MEMS takes the idea of the lithographic semiconductor process and puts an entirely new spin on it.  Lithography is used primarily as a way to pattern microchips with extremely fine detail.  In general: the finer the detail, the more complex the computing system, the faster the microchip.  But MEMS isn't about component density.  The goal behind MEMS is to create functioning electronic AND mechanical systems in the micrometer regime.  I'd like to put a heavy emphasis on the mechanical portion, as this is a crucial concept.

Making mechanical devices with micrometer features is not as simple as patterning a microchip with a 90 nm EUV litho progress.  It requires great precision and innovation to make a micro-array of fully addressable mirrors, for instance.  Big names like Texas Instruments have recently applied MEMS toward the field of optics.  They've created an array of fully tilting micro-mirrors that are now used in modern projectors.

Such a micro-mirror array requires a high level of integration between extremely small mechanical parts and their electronic controls.  Much of the work going into MEMS will pave the way for nanoscale applications, namely the field of nano-electro-optical-mechanical systems (NEOMS).

Consider the current micro-sensor.  It is a MEMS application that sports a cantilever that is only micrometers long.  This cantilever vibrates at a natural frequency dependent on its material and length.  The tip of the cantilever can be fictionalized to bond with a target molecule.  When that molecule lands on the tip and sticks, it changes the vibration frequency of the cantilever.  This change is detectable, and the entire device forms the modern biological sensor.  It's already been used to find a number of airborne agents like anthrax.

The micro-sensor idea serves as a good example because it could easily be transposed to a nanoscale version with even greater accuracy.  With smaller cantilever sizes, even the smallest molecules could be detected with ease.  Furthermore, all of the foundry work related to MEMS applications also finds use in NEOMS applications (they're not exactly the same though).

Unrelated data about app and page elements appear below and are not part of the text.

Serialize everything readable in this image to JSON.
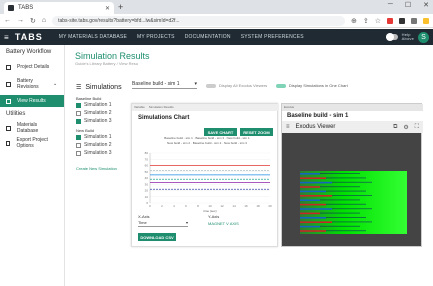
{
  "browser": {
    "tab_title": "TABS",
    "url": "tabs-site.tabs.gov/results?battery=bfd...lw&simId=d2f...",
    "new_tab": "+"
  },
  "appbar": {
    "logo": "TABS",
    "nav": [
      "MY MATERIALS DATABASE",
      "MY PROJECTS",
      "DOCUMENTATION",
      "SYSTEM PREFERENCES"
    ],
    "help": "Help",
    "help2": "Above",
    "avatar": "S"
  },
  "sidebar": {
    "header": "Battery Workflow",
    "items": [
      {
        "label": "Project Details",
        "icon": "document-icon"
      },
      {
        "label": "Battery Revisions",
        "icon": "battery-icon"
      },
      {
        "label": "View Results",
        "icon": "chart-icon",
        "active": true
      }
    ],
    "utilities_header": "Utilities",
    "utilities": [
      {
        "label": "Materials Database",
        "icon": "database-icon"
      },
      {
        "label": "Export Project Options",
        "icon": "export-icon"
      }
    ]
  },
  "page": {
    "title": "Simulation Results",
    "breadcrumb": "Guide's Library Battery / View Resu"
  },
  "simulations": {
    "heading": "Simulations",
    "groups": [
      {
        "label": "Baseline Build",
        "items": [
          {
            "label": "Simulation 1",
            "checked": true
          },
          {
            "label": "Simulation 2",
            "checked": false
          },
          {
            "label": "Simulation 3",
            "checked": true
          }
        ]
      },
      {
        "label": "New Build",
        "items": [
          {
            "label": "Simulation 1",
            "checked": true
          },
          {
            "label": "Simulation 2",
            "checked": false
          },
          {
            "label": "Simulation 3",
            "checked": false
          }
        ]
      }
    ],
    "create_new": "Create New Simulation"
  },
  "controls": {
    "baseline_select": "Baseline build - sim 1",
    "display_all": "Display All Exodus Viewers",
    "display_one": "Display Simulations in One Chart"
  },
  "chart_panel": {
    "tabs": [
      "Variable",
      "Simulation Results"
    ],
    "title": "Simulations Chart",
    "save_btn": "SAVE CHART",
    "reset_btn": "RESET ZOOM",
    "legend": [
      "Baseline build - sim 1",
      "Baseline build - sim 3",
      "New build - sim 1",
      "New build - sim 2",
      "Baseline build - sim 2",
      "New build - sim 3"
    ],
    "xaxis_label": "X-Axis",
    "xaxis_value": "Time",
    "yaxis_label": "Y-Axis",
    "yaxis_value": "MAGNET V AXIS",
    "download": "DOWNLOAD CSV"
  },
  "chart_data": {
    "type": "line",
    "xlim": [
      0,
      20
    ],
    "ylim": [
      0,
      80
    ],
    "x_ticks": [
      "0",
      "2",
      "4",
      "6",
      "8",
      "10",
      "12",
      "14",
      "16",
      "18",
      "20"
    ],
    "y_ticks": [
      "0",
      "10",
      "20",
      "30",
      "40",
      "50",
      "60",
      "70",
      "80"
    ],
    "xlabel": "time (sec)",
    "series": [
      {
        "color": "#e53935",
        "values": [
          60,
          60
        ]
      },
      {
        "color": "#b0bec5",
        "values": [
          52,
          52
        ]
      },
      {
        "color": "#1e88e5",
        "values": [
          45,
          45
        ]
      },
      {
        "color": "#26a69a",
        "values": [
          38,
          38
        ]
      },
      {
        "color": "#8e24aa",
        "values": [
          33,
          33
        ]
      },
      {
        "color": "#3949ab",
        "values": [
          22,
          22
        ]
      }
    ]
  },
  "viewer_panel": {
    "top_label": "Exodus",
    "title": "Baseline build - sim 1",
    "heading": "Exodus Viewer"
  },
  "colors": {
    "accent": "#1e8e6e",
    "appbar": "#1f2a33"
  }
}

Though right now, MEMS is more advanced than the state of NEOMS, one day we'll begin to see a wide array of funky new devices that take advantage of tiny mechanical parts that are only nanometers in length.